• Exercise
Scan the entries that follow for the word "meaning", then report every line in which it appears.

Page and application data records

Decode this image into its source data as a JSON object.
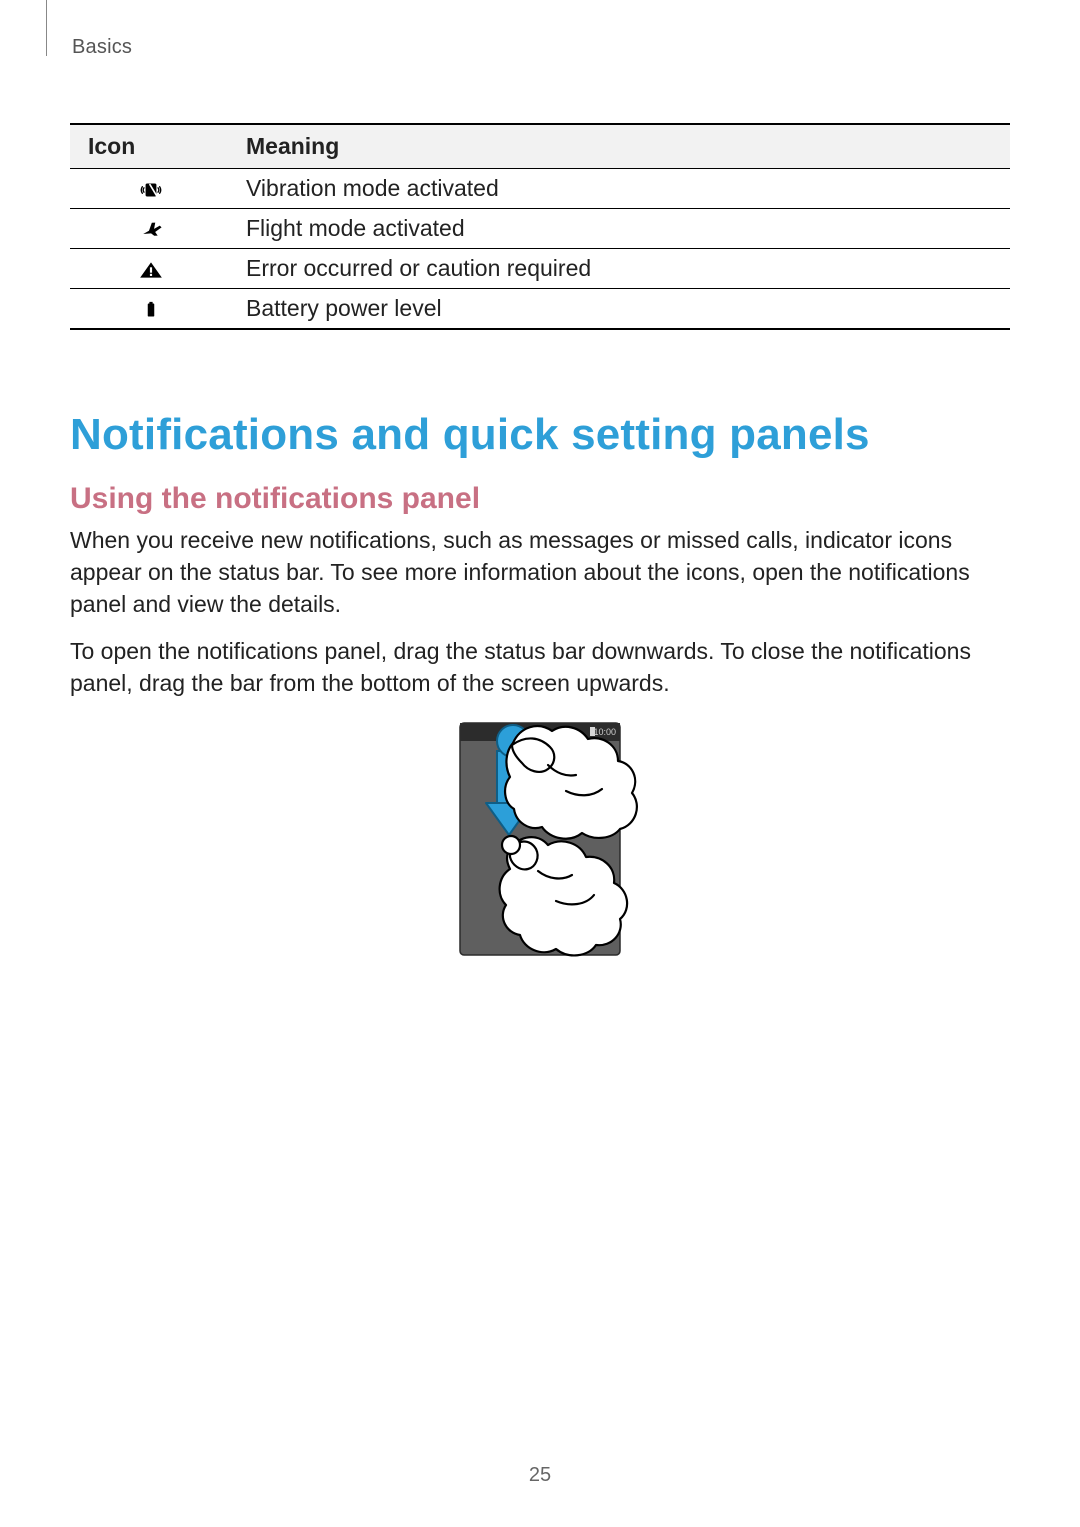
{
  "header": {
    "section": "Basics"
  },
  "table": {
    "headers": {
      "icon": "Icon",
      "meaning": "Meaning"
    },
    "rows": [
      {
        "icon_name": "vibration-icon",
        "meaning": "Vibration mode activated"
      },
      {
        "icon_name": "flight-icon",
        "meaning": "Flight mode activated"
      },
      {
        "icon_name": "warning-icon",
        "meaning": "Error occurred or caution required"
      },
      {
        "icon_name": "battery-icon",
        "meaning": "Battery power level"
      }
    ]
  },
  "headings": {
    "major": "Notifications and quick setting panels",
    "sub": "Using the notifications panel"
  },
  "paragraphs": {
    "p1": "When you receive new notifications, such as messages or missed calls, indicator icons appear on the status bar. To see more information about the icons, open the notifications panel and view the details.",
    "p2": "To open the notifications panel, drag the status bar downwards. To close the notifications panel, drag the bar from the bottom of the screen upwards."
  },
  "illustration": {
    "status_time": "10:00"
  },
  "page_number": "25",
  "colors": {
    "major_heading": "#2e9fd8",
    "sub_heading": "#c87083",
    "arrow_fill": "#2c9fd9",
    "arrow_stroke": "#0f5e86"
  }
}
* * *
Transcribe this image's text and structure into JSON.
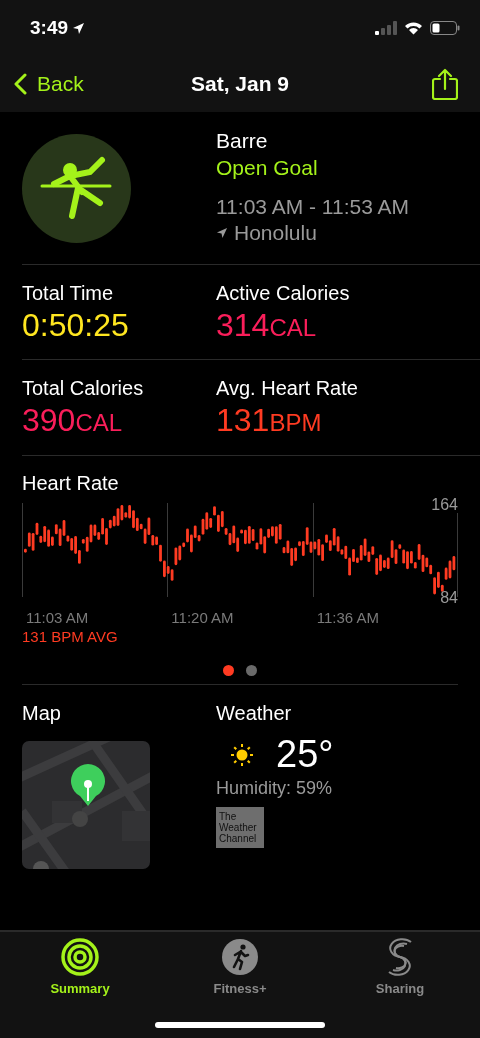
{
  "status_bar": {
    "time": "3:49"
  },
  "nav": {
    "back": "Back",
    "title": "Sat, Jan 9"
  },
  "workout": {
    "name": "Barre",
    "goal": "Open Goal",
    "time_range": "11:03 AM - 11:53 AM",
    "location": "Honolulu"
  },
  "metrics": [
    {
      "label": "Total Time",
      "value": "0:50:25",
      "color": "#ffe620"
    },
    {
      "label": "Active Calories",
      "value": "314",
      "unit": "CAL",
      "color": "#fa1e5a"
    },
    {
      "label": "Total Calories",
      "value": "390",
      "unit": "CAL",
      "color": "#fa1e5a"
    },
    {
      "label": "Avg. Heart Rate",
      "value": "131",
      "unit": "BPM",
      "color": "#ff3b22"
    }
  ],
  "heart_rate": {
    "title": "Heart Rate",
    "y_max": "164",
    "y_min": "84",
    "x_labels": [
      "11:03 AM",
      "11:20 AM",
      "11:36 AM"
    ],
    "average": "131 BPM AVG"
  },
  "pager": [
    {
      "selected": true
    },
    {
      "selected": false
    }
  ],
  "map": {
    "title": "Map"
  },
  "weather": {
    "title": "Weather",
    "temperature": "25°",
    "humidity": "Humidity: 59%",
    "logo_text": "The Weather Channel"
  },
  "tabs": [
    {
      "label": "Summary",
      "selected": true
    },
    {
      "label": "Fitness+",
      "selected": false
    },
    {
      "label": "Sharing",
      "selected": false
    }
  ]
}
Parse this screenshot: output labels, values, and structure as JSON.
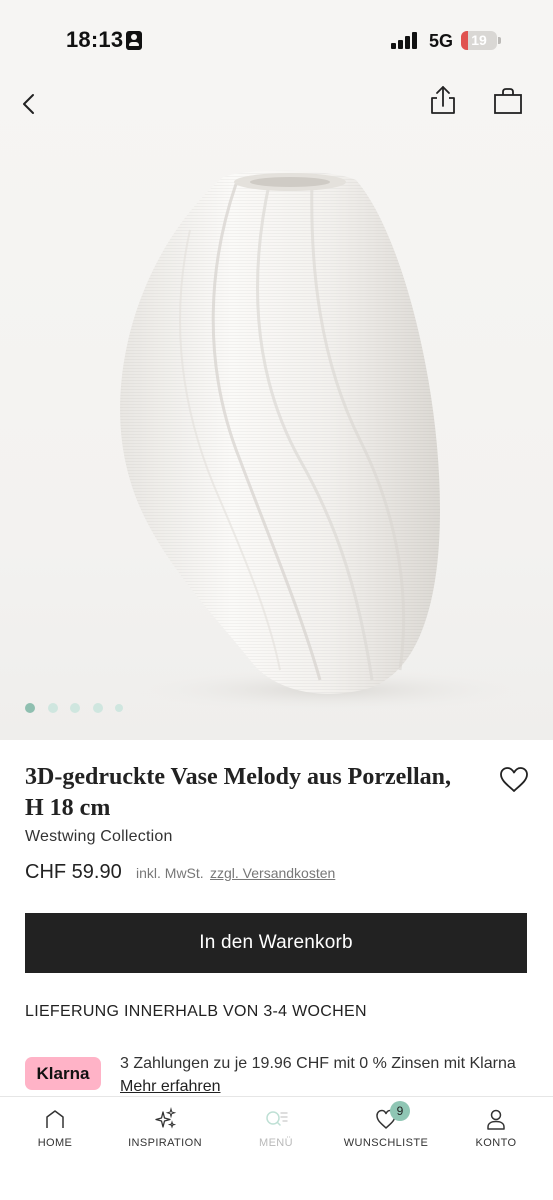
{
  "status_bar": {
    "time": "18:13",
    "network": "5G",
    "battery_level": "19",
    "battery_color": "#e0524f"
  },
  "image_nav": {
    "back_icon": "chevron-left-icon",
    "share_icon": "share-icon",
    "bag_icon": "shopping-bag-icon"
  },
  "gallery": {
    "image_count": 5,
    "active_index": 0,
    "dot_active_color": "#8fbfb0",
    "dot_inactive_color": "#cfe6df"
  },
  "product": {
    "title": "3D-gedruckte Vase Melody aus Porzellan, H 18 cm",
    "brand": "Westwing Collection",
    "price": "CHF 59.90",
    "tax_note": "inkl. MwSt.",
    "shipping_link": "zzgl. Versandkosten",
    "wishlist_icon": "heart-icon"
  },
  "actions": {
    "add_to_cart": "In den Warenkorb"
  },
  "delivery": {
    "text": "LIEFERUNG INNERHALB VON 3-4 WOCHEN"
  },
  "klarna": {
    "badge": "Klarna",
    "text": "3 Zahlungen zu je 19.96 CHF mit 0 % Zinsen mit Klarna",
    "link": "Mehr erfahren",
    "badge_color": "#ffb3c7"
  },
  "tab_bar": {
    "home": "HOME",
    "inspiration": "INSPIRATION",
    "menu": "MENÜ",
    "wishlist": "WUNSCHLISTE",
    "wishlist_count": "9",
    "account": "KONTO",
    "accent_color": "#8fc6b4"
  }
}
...
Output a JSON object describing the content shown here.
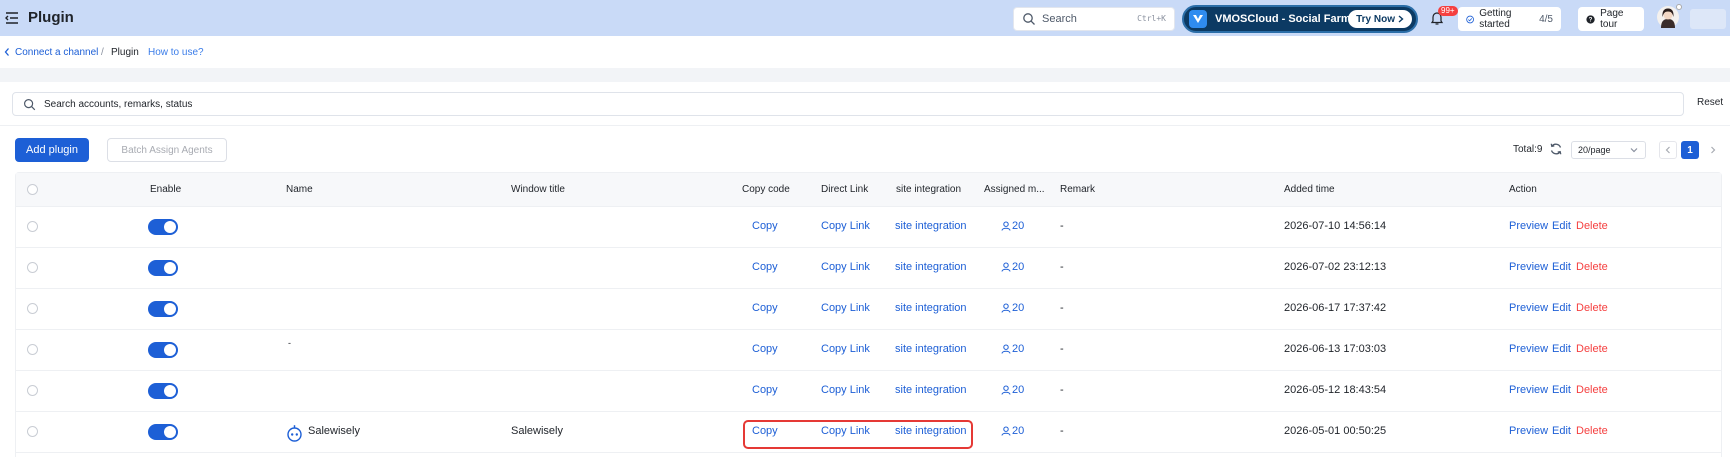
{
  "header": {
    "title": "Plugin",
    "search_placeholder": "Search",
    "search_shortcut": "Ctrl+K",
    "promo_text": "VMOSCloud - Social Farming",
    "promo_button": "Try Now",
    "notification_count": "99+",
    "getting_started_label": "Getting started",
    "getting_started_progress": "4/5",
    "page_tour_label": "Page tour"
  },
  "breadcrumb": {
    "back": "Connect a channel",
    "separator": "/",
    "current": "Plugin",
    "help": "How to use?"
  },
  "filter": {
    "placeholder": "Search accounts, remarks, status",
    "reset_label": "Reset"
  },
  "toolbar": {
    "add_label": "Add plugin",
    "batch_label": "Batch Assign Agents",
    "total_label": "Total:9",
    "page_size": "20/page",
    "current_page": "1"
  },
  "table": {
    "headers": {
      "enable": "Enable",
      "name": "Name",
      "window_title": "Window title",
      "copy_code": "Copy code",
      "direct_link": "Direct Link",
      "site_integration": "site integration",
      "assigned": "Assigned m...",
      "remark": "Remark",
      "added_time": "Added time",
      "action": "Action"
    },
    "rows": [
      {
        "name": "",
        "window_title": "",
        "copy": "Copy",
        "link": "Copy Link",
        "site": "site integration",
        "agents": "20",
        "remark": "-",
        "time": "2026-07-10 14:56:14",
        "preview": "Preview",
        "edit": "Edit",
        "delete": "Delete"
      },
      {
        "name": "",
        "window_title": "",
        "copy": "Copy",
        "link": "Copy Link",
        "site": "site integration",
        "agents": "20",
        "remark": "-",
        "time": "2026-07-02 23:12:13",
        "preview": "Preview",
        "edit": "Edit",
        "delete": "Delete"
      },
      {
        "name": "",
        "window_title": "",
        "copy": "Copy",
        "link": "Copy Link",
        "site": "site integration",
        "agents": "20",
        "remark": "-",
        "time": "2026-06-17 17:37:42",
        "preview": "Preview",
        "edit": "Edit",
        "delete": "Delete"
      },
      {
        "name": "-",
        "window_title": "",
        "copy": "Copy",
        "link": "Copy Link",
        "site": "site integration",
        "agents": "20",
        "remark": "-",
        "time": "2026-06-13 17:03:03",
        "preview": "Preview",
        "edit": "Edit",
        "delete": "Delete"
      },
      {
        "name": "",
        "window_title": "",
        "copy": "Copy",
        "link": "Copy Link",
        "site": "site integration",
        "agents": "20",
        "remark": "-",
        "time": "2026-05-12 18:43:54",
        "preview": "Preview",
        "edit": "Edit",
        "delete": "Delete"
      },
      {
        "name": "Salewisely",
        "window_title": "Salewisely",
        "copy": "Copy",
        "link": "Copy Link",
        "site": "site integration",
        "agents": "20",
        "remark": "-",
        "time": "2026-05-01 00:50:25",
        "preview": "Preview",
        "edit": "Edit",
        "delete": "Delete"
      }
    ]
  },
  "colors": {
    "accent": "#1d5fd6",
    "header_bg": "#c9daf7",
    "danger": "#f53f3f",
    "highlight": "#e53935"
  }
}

• Task output
      "meaning": "Meaning"
        "meaning": "Vibration mode activated"
        "meaning": "Flight mode activated"
        "meaning": "Error occurred or caution required"
        "meaning": "Battery power level"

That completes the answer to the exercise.